Would you please copy each line of the data in which the string "structured" occurs?

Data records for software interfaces
----

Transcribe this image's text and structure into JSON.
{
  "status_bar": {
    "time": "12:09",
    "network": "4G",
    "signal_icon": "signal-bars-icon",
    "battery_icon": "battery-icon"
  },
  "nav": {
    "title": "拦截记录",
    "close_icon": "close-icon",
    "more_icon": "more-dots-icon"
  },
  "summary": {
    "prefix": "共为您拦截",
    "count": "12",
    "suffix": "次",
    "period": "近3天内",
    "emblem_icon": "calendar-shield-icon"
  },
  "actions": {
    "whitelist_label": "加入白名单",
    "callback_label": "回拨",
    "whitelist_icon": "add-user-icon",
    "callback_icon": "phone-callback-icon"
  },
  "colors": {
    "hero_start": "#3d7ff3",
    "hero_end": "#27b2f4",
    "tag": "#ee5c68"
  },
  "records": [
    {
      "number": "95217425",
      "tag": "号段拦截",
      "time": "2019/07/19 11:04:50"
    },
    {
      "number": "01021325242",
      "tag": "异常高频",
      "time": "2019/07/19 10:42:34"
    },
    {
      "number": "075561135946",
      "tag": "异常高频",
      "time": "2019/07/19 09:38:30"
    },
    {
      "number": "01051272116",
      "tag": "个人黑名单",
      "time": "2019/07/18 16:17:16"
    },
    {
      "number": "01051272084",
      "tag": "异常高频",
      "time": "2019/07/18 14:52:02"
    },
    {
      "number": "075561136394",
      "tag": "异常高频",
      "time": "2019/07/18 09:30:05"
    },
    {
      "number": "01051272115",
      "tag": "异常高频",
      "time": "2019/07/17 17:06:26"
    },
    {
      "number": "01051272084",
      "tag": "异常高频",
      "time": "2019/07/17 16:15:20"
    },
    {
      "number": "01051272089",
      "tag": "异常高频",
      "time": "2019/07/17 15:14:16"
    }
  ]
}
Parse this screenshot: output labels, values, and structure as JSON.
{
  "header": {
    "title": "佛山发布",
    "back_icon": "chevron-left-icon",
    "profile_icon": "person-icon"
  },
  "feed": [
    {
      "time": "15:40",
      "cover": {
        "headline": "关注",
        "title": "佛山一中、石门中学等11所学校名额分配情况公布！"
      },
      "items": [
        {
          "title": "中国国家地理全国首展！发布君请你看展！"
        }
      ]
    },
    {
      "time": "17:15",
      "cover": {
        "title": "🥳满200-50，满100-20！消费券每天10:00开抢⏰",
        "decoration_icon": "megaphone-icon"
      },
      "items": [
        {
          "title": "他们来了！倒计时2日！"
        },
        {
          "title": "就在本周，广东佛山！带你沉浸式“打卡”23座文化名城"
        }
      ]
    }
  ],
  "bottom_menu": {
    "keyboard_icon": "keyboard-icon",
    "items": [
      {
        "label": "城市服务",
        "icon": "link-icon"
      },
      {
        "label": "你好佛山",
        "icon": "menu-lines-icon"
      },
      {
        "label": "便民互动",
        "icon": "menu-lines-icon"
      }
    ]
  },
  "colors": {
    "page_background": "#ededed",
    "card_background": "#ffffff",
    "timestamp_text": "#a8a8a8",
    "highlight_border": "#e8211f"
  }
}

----

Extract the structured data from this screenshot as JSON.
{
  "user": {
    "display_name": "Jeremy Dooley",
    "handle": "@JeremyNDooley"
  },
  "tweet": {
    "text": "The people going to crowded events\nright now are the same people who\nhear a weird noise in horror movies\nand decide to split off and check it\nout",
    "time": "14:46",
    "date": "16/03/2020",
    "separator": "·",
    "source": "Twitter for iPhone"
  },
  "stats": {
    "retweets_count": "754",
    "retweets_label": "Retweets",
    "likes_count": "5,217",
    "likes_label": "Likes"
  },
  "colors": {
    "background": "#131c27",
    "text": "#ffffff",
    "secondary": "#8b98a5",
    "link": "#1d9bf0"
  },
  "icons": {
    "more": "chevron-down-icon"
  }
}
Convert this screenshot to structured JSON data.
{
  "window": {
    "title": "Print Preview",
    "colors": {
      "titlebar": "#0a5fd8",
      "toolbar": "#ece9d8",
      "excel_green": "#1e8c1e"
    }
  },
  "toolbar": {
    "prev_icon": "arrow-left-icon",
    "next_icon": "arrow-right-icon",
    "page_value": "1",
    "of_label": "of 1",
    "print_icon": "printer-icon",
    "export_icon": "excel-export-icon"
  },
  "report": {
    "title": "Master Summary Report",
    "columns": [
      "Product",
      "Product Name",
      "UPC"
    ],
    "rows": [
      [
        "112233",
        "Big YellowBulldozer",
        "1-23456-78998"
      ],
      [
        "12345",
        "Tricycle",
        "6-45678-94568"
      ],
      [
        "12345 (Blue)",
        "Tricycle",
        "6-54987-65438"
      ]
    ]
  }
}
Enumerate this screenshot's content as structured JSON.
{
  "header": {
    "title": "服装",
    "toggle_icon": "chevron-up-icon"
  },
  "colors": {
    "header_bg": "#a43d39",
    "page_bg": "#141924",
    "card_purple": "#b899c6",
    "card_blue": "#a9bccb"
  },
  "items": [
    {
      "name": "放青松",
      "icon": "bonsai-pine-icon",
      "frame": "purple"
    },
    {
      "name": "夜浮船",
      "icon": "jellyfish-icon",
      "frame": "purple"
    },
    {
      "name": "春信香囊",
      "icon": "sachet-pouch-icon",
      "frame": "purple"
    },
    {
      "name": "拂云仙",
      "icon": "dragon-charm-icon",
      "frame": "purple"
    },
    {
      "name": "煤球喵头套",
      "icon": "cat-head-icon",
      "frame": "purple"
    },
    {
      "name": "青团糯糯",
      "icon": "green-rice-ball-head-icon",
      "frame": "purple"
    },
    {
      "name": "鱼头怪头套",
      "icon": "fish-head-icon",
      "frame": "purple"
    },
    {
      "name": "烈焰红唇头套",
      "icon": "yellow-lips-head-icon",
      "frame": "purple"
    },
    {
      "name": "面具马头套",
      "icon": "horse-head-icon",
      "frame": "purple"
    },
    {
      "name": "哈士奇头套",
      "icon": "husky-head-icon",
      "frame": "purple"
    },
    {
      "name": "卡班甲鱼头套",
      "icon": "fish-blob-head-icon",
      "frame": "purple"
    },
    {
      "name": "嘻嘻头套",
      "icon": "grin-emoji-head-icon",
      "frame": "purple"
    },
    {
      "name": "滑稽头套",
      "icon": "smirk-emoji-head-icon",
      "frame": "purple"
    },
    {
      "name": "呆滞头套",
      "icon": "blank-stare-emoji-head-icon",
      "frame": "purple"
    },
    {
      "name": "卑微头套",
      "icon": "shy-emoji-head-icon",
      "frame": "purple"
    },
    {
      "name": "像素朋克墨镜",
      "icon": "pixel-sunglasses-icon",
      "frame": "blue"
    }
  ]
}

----

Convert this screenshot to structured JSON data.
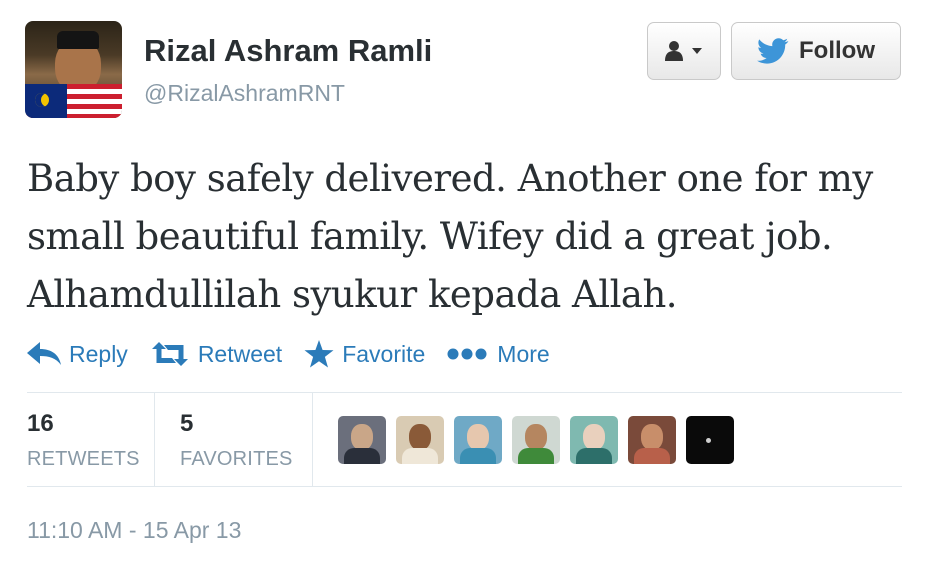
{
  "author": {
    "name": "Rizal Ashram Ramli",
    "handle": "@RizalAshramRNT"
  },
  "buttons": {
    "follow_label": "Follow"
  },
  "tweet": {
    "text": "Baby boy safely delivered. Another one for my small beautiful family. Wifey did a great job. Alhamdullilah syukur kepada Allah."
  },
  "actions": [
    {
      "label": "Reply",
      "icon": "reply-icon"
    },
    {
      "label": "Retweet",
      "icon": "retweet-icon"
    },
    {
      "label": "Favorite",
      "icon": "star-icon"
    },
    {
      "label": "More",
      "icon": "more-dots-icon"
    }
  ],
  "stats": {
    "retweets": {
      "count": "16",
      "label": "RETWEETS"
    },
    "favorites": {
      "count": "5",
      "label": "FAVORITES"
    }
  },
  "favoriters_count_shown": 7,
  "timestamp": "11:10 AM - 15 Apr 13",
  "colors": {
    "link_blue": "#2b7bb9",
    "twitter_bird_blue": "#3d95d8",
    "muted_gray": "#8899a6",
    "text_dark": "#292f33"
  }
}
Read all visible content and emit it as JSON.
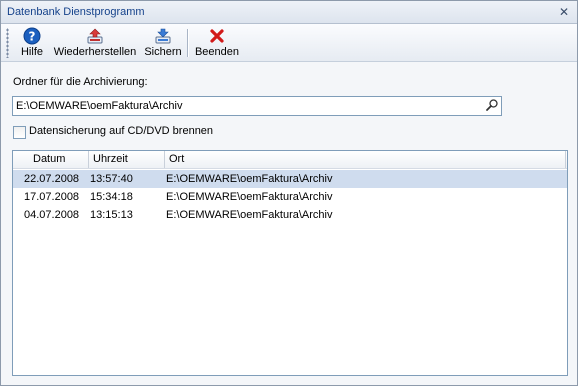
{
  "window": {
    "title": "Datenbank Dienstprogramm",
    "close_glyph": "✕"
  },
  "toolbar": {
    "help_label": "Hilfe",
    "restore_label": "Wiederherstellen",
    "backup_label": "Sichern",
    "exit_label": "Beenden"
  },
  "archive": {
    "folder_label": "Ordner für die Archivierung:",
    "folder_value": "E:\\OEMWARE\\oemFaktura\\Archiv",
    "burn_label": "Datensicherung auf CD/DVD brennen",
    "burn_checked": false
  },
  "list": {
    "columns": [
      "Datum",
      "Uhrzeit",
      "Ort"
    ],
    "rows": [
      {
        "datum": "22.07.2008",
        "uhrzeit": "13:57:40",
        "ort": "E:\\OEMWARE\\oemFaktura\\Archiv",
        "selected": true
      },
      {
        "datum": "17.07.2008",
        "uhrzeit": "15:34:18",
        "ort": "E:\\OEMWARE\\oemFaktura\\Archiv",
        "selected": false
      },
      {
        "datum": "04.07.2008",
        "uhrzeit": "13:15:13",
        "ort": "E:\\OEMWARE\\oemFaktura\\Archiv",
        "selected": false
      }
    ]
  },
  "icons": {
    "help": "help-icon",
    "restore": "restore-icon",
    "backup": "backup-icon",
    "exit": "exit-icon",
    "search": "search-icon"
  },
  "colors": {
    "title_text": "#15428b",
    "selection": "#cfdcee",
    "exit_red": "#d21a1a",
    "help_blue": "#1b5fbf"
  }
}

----

Response.
Extract the structured data from this screenshot as JSON.
Convert this screenshot to structured JSON data.
Enumerate this screenshot's content as structured JSON.
Convert this screenshot to structured JSON data.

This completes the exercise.